[Stored dataset items]
Segment Open
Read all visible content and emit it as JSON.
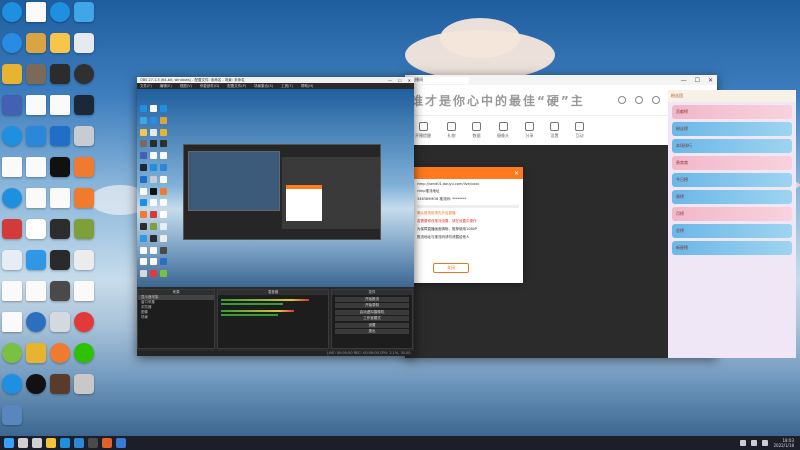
{
  "desktop": {
    "icons": [
      {
        "name": "edge-icon",
        "color": "#1f8fe0",
        "round": true
      },
      {
        "name": "file-icon",
        "file": true
      },
      {
        "name": "edge-icon",
        "color": "#1f8fe0",
        "round": true
      },
      {
        "name": "cloud-app-icon",
        "color": "#3fa7e8"
      },
      {
        "name": "edge-icon",
        "color": "#2a8be3",
        "round": true
      },
      {
        "name": "game-icon",
        "color": "#d9a441"
      },
      {
        "name": "sun-icon",
        "color": "#f7c54a"
      },
      {
        "name": "app-icon",
        "color": "#e6eaf0"
      },
      {
        "name": "owl-app-icon",
        "color": "#e7b431"
      },
      {
        "name": "game-icon",
        "color": "#7b6a5a"
      },
      {
        "name": "app-icon",
        "color": "#2c2c2c"
      },
      {
        "name": "obs-icon",
        "color": "#303030",
        "round": true
      },
      {
        "name": "app-icon",
        "color": "#4460b3"
      },
      {
        "name": "file-icon",
        "file": true
      },
      {
        "name": "file-icon",
        "file": true
      },
      {
        "name": "steam-icon",
        "color": "#1b2838"
      },
      {
        "name": "edge-icon",
        "color": "#1f8fe0",
        "round": true
      },
      {
        "name": "ie-icon",
        "color": "#2b88d8"
      },
      {
        "name": "app-icon",
        "color": "#1f6fc7"
      },
      {
        "name": "app-icon",
        "color": "#c7cbd3"
      },
      {
        "name": "file-icon",
        "file": true
      },
      {
        "name": "file-icon",
        "file": true
      },
      {
        "name": "app-icon",
        "color": "#111111"
      },
      {
        "name": "swift-icon",
        "color": "#f07b2e"
      },
      {
        "name": "edge-icon",
        "color": "#1f8fe0",
        "round": true
      },
      {
        "name": "file-icon",
        "file": true
      },
      {
        "name": "file-icon",
        "file": true
      },
      {
        "name": "swift-icon",
        "color": "#f07b2e"
      },
      {
        "name": "app-icon",
        "color": "#d33a3a"
      },
      {
        "name": "warning-icon",
        "color": "#ffffff"
      },
      {
        "name": "app-icon",
        "color": "#2d2d2d"
      },
      {
        "name": "tool-icon",
        "color": "#7da03a"
      },
      {
        "name": "app-icon",
        "color": "#e6edf4"
      },
      {
        "name": "cloud-app-icon",
        "color": "#3096e6"
      },
      {
        "name": "app-icon",
        "color": "#2a2a2a"
      },
      {
        "name": "app-icon",
        "color": "#ececec"
      },
      {
        "name": "file-icon",
        "file": true
      },
      {
        "name": "file-icon",
        "file": true
      },
      {
        "name": "app-icon",
        "color": "#4a4a4a"
      },
      {
        "name": "file-icon",
        "file": true
      },
      {
        "name": "file-icon",
        "file": true
      },
      {
        "name": "app-icon",
        "color": "#2c6fbf",
        "round": true
      },
      {
        "name": "app-icon",
        "color": "#d4d8df"
      },
      {
        "name": "netease-icon",
        "color": "#e03a3a",
        "round": true
      },
      {
        "name": "app-icon",
        "color": "#7bc043",
        "round": true
      },
      {
        "name": "app-icon",
        "color": "#e7b431"
      },
      {
        "name": "swift-icon",
        "color": "#f07b2e",
        "round": true
      },
      {
        "name": "wechat-icon",
        "color": "#2dc100",
        "round": true
      },
      {
        "name": "edge-icon",
        "color": "#1f8fe0",
        "round": true
      },
      {
        "name": "qq-icon",
        "color": "#111111",
        "round": true
      },
      {
        "name": "app-icon",
        "color": "#5a3a2a"
      },
      {
        "name": "app-icon",
        "color": "#c8c8c8"
      },
      {
        "name": "app-icon",
        "color": "#5a86c0"
      }
    ]
  },
  "obs": {
    "title": "OBS 27.1.3 (64-bit, windows) - 配置文件: 未命名 - 场景: 未命名",
    "minimize": "—",
    "maximize": "☐",
    "close": "✕",
    "menu": [
      "文件(F)",
      "编辑(E)",
      "视图(V)",
      "停靠部件(D)",
      "配置文件(P)",
      "场景集合(S)",
      "工具(T)",
      "帮助(H)"
    ],
    "scenes_title": "来源",
    "scenes": [
      "显示器采集",
      "窗口采集",
      "浏览器",
      "图像",
      "场景"
    ],
    "mixer_title": "混音器",
    "controls_title": "控件",
    "controls": [
      "开始推流",
      "开始录制",
      "启动虚拟摄像机",
      "工作室模式",
      "设置",
      "退出"
    ],
    "status": "LIVE: 00:00:00  REC: 00:00:00  CPU: 2.1%, 30.00 fps"
  },
  "browser": {
    "tab_label": "直播间",
    "logo_text": "谁才是你心中的最佳“硬”主",
    "nav": [
      {
        "icon": "alarm-icon",
        "label": "开播提醒"
      },
      {
        "icon": "gift-icon",
        "label": "礼物"
      },
      {
        "icon": "chart-icon",
        "label": "数据"
      },
      {
        "icon": "camera-icon",
        "label": "摄像头"
      },
      {
        "icon": "share-icon",
        "label": "分享"
      },
      {
        "icon": "setting-icon",
        "label": "设置"
      },
      {
        "icon": "game-icon",
        "label": "互动"
      }
    ],
    "live_button": "开始直播",
    "chat_header": "粉丝团",
    "chat_rows": [
      "贡献榜",
      "粉丝榜",
      "本场排行",
      "贵宾席",
      "今日榜",
      "周榜",
      "月榜",
      "总榜",
      "新星榜"
    ]
  },
  "dialog": {
    "lines": [
      "rtmp://send01.douyu.com/live/xxxx",
      "rtmp推流地址",
      "346389MO8 推流码: ********",
      "确认推流前请先开启直播",
      "若需要修改推流设置，请在设置中操作",
      "为保障直播画面清晰，推荐使用1080P",
      "推流地址与推流码请勿泄露给他人"
    ],
    "close_label": "✕",
    "ok_label": "关闭"
  },
  "taskbar": {
    "apps": [
      {
        "name": "start-icon",
        "color": "#3aa0ff"
      },
      {
        "name": "search-icon",
        "color": "#d0d0d0"
      },
      {
        "name": "taskview-icon",
        "color": "#d0d0d0"
      },
      {
        "name": "explorer-icon",
        "color": "#f3c33b"
      },
      {
        "name": "edge-icon",
        "color": "#1f8fe0"
      },
      {
        "name": "store-icon",
        "color": "#2b88d8"
      },
      {
        "name": "obs-icon",
        "color": "#4a4a4a"
      },
      {
        "name": "browser-icon",
        "color": "#e0612b"
      },
      {
        "name": "mail-icon",
        "color": "#3a7bd5"
      }
    ],
    "time": "18:03",
    "date": "2022/1/18"
  }
}
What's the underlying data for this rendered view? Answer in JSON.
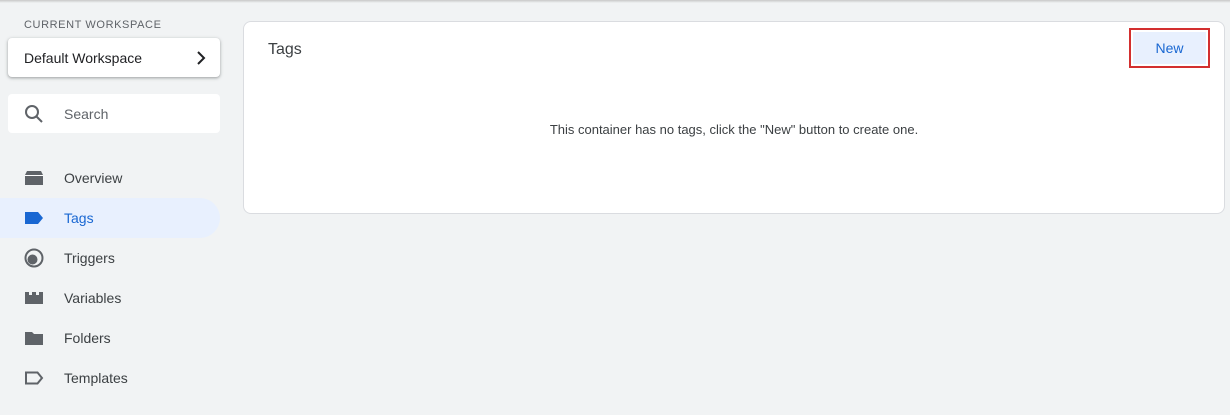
{
  "sidebar": {
    "workspace_label": "CURRENT WORKSPACE",
    "workspace_name": "Default Workspace",
    "search_placeholder": "Search",
    "items": [
      {
        "label": "Overview",
        "icon": "overview-icon"
      },
      {
        "label": "Tags",
        "icon": "tag-icon",
        "active": true
      },
      {
        "label": "Triggers",
        "icon": "trigger-icon"
      },
      {
        "label": "Variables",
        "icon": "variables-icon"
      },
      {
        "label": "Folders",
        "icon": "folder-icon"
      },
      {
        "label": "Templates",
        "icon": "template-icon"
      }
    ]
  },
  "main": {
    "title": "Tags",
    "new_button": "New",
    "empty_message": "This container has no tags, click the \"New\" button to create one."
  },
  "colors": {
    "accent": "#1967d2",
    "active_bg": "#e8f0fe",
    "highlight_border": "#d32f2f",
    "background": "#f1f3f4"
  }
}
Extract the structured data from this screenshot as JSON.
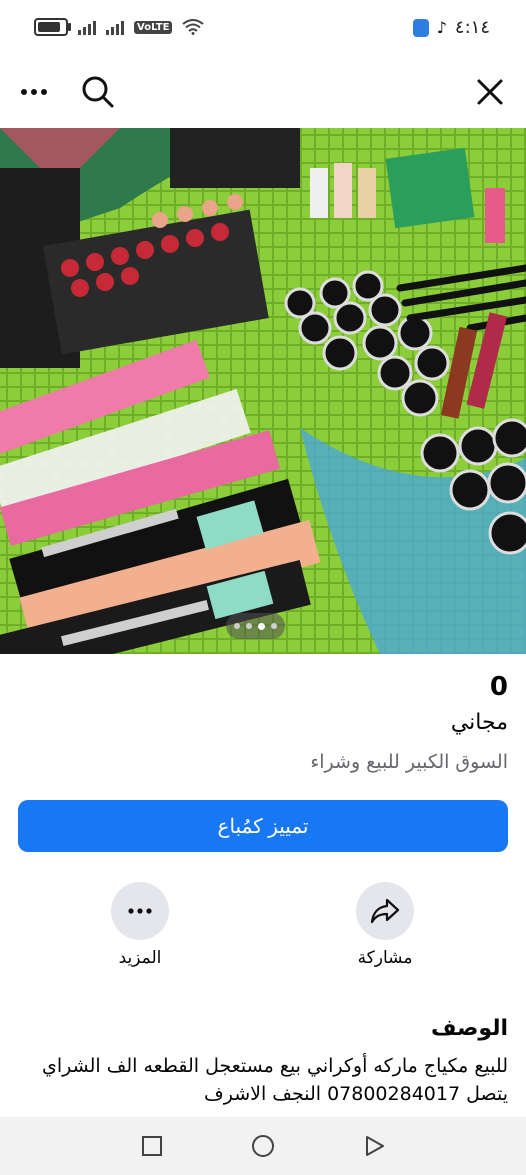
{
  "status_bar": {
    "time": "٤:١٤",
    "network_label": "VoLTE"
  },
  "listing": {
    "price": "0",
    "price_label": "مجاني",
    "seller_group": "السوق الكبير للبيع وشراء",
    "primary_action": "تمييز كمُباع",
    "carousel": {
      "total": 4,
      "active_index": 2
    }
  },
  "actions": {
    "share_label": "مشاركة",
    "more_label": "المزيد"
  },
  "description": {
    "title": "الوصف",
    "text": "للبيع مكياج ماركه أوكراني بيع مستعجل القطعه الف الشراي يتصل 07800284017 النجف الاشرف"
  },
  "icons": [
    "more-icon",
    "search-icon",
    "close-icon",
    "share-icon",
    "more-horizontal-icon",
    "recents-icon",
    "home-icon",
    "back-icon"
  ],
  "colors": {
    "accent": "#1877f2",
    "secondary_button_bg": "#e4e6eb",
    "muted_text": "#65676b"
  }
}
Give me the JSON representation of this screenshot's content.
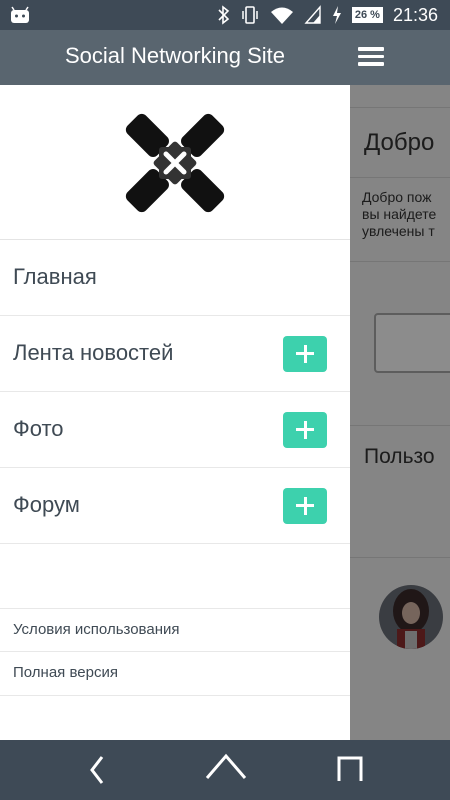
{
  "status_bar": {
    "time": "21:36",
    "battery": "26 %"
  },
  "header": {
    "title": "Social Networking Site"
  },
  "drawer": {
    "items": [
      {
        "label": "Главная",
        "has_add": false
      },
      {
        "label": "Лента новостей",
        "has_add": true
      },
      {
        "label": "Фото",
        "has_add": true
      },
      {
        "label": "Форум",
        "has_add": true
      }
    ],
    "footer_links": [
      {
        "label": "Условия использования"
      },
      {
        "label": "Полная версия"
      }
    ]
  },
  "background_page": {
    "welcome_title": "Добро",
    "welcome_text_line1": "Добро пож",
    "welcome_text_line2": "вы найдете",
    "welcome_text_line3": "увлечены т",
    "users_title": "Пользо"
  },
  "colors": {
    "accent": "#3dd1ad",
    "header": "#59656f",
    "statusbar": "#3e4a56"
  }
}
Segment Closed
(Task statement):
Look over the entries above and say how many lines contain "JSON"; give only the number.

(Task response):
4